The U.S. housing market is still hot, and that's a good thing. However, given its direct and indirect (via the wealth effect) contributions to this marginal economic recovery it's important to watch for clues as to how hot it will stay and for how long. We wrote about housing twice last month (here and here). Clearly the greatest source of uncertainty right now is how higher mortgage rates will impact the recovery. The jury is still out on this, so much so that we have yet to see any talking heads or their interviewees really come out with a firm stance on the issue. Everyone seems to be in the "wait and see" camp - and for good reason. The data continues to be mixed and extremely lagged, but there was at least one clear hiccup that appeared in May and accelerated through July that we wanted to highlight here. The Mortgage Bankers Association's applications index is now at its lowest level in two years and is off by nearly 50% since its May high. This trend is primarily driven by fewer refinancing applications, which makes perfect sense, but applications for purchase are also at their lowest level since February and about 15% off the recent highs.
WHY IT MATTERS: The U.S. economy is still growing at sub-2% levels on an inflation-adjusted basis. This is anything but robust, so slight changes on the margin can have big impacts. We believe housing's contribution is both economic and psychological. Consumers are finally beginning to believe they can recover some value in their largest asset, and an entire sector of the construction industry is roaring back to life. The impact of improved confidence on overall levels of economic activity cannot be underestimated, so anything that threatens to kill the momentum in housing is worth paying close attention to.

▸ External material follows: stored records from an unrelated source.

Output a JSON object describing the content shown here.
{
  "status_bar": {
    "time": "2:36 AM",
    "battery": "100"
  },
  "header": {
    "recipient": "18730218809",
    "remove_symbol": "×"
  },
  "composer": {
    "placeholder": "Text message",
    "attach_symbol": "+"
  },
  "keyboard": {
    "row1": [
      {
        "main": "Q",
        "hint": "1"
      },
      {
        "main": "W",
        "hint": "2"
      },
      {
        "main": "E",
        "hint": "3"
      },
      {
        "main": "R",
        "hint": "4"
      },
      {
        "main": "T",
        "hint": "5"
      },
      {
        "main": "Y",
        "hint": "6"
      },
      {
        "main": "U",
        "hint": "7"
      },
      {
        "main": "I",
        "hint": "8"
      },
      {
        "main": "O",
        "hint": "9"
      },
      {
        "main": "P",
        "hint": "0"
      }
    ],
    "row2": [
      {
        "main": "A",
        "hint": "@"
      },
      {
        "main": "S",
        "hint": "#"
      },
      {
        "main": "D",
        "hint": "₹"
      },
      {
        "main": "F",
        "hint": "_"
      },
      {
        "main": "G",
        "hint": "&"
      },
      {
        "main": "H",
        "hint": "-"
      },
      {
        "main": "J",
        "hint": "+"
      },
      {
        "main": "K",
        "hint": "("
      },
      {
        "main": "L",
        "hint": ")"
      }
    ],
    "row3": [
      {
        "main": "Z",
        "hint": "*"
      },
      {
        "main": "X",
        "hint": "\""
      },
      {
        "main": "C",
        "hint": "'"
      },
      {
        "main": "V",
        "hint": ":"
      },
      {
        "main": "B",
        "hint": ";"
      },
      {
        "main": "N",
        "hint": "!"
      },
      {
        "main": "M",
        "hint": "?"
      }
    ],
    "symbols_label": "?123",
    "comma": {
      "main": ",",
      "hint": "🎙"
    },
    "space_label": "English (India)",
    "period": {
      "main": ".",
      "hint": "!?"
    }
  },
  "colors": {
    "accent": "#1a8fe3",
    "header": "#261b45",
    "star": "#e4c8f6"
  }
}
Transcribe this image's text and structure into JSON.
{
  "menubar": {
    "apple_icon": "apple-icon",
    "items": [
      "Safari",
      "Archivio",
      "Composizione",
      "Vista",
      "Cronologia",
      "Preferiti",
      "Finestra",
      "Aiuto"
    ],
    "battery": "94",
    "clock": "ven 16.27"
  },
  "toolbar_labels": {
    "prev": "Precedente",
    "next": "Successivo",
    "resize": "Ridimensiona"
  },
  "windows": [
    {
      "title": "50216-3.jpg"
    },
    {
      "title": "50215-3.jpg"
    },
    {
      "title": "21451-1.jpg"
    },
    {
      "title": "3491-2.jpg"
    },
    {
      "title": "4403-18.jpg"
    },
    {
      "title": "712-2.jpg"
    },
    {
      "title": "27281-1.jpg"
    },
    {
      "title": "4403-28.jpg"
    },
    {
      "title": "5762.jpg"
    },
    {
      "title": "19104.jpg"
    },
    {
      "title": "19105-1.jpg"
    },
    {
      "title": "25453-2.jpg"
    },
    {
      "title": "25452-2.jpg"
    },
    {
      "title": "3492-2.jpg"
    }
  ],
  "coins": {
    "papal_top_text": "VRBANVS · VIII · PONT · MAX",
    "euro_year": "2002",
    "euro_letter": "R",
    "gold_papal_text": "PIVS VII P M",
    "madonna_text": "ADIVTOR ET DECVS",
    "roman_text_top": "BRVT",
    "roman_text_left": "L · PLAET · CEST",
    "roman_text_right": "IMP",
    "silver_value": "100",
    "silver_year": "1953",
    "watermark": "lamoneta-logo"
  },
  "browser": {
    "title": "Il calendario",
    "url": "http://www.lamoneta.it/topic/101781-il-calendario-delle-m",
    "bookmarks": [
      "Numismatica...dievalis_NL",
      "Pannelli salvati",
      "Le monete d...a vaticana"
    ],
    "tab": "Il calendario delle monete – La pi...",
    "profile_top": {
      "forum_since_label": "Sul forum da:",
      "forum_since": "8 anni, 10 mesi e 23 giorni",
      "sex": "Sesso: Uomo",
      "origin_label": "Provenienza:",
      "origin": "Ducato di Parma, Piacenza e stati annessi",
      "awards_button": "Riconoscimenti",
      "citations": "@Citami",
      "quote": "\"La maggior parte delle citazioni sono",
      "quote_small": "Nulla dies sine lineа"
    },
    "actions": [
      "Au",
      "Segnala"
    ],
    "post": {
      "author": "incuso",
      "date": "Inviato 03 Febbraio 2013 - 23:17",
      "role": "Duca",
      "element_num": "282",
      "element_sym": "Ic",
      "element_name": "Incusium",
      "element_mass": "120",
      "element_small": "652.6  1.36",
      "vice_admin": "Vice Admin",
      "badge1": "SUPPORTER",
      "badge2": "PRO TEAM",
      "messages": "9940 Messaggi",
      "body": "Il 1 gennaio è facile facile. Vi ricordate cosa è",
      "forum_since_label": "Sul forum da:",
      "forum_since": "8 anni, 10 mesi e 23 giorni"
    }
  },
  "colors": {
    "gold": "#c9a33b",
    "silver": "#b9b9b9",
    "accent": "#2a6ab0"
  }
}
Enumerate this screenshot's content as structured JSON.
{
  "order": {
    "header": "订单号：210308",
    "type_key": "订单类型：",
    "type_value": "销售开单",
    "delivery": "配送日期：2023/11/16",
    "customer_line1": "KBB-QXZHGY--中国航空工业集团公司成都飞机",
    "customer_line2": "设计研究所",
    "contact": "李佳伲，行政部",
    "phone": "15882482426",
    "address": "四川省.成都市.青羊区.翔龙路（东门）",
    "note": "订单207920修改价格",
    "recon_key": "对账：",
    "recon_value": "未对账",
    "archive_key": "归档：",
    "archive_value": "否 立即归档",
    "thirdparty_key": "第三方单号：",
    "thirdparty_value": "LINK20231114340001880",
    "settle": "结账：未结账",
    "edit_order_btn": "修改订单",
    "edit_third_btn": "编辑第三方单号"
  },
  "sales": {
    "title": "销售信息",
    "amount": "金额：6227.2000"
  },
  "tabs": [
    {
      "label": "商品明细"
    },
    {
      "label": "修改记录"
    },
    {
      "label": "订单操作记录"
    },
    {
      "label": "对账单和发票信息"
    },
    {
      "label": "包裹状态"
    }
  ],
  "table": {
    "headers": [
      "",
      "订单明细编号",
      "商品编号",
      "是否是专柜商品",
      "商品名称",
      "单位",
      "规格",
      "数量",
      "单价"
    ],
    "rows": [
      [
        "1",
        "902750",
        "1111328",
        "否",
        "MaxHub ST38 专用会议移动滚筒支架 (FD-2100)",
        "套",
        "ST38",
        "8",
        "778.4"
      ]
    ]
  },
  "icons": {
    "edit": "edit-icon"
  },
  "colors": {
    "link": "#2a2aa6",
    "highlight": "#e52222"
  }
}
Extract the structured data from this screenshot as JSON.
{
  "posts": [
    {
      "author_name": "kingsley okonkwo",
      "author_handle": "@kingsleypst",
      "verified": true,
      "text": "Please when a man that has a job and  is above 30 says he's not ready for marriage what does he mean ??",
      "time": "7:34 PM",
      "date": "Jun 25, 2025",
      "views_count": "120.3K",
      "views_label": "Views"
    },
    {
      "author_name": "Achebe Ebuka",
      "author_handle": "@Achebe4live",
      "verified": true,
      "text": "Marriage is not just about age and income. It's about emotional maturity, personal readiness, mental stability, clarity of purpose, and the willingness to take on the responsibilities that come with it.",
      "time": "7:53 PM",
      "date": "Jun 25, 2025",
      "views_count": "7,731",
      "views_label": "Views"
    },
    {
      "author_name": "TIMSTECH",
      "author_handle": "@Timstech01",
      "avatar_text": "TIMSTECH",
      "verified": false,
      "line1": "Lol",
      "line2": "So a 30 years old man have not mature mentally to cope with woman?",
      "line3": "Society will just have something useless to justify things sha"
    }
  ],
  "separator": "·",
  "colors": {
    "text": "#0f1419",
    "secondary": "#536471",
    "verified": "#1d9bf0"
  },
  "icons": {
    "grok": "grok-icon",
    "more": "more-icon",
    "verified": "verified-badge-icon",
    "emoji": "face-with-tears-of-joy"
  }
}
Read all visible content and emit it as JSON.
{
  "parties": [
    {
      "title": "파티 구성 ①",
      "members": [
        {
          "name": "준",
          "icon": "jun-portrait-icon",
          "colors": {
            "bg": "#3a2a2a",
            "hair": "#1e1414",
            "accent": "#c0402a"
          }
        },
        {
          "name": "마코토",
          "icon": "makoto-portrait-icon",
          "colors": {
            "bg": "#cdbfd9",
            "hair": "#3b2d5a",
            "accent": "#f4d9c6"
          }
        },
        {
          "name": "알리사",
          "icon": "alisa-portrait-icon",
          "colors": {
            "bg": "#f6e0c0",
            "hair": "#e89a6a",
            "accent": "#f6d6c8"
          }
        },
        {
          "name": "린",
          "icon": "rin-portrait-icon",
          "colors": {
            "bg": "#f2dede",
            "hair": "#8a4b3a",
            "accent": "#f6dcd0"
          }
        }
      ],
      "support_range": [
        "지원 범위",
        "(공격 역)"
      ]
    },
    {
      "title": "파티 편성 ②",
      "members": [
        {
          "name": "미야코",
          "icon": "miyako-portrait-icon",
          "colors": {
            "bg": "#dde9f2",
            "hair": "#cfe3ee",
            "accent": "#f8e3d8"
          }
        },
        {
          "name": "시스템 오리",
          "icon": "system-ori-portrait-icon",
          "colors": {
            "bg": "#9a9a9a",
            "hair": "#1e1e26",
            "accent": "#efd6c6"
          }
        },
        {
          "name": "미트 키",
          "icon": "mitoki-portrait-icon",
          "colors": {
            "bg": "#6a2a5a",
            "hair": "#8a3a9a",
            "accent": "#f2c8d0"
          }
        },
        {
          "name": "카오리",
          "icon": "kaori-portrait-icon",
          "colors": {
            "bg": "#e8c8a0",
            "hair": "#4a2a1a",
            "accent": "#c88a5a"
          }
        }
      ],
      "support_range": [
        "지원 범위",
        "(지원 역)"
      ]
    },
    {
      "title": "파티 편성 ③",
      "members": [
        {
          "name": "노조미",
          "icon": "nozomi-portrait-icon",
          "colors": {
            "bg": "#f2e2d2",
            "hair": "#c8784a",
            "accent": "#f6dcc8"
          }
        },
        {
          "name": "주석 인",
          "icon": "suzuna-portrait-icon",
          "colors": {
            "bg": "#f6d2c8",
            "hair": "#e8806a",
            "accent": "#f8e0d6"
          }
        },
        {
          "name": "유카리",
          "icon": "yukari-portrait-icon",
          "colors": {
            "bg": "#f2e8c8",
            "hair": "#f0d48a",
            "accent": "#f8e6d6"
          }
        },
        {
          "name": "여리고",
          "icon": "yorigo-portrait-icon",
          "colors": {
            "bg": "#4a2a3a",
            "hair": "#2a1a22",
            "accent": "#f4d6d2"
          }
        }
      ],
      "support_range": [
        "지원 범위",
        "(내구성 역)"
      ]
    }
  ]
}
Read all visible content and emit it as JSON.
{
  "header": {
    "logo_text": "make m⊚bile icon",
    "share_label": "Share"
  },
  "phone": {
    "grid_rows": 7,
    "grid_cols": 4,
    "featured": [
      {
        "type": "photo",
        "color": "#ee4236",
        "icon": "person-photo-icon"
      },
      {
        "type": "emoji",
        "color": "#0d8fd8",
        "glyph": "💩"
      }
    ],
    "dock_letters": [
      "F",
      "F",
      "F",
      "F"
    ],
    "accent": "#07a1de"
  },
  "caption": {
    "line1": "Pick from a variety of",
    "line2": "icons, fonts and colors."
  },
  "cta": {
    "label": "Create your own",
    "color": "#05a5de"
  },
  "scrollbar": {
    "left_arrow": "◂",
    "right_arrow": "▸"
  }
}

July brought a nice reprieve from the capital market volatility of May and June. U.S. equities (NYSEARCA:SPY) made fresh new highs, the bond market (NYSEARCA:AGG) remained relatively stable and even gold (NYSEARCA:GLD) recouped some of its recent losses. Now that we are through most of the 2nd quarter earnings season, Wall Street is on vacation and Congress is in recess, we are anticipating a relatively uneventful August. Looking forward to September we expect a Congressional war over the budget and debt ceiling to be back on the front page.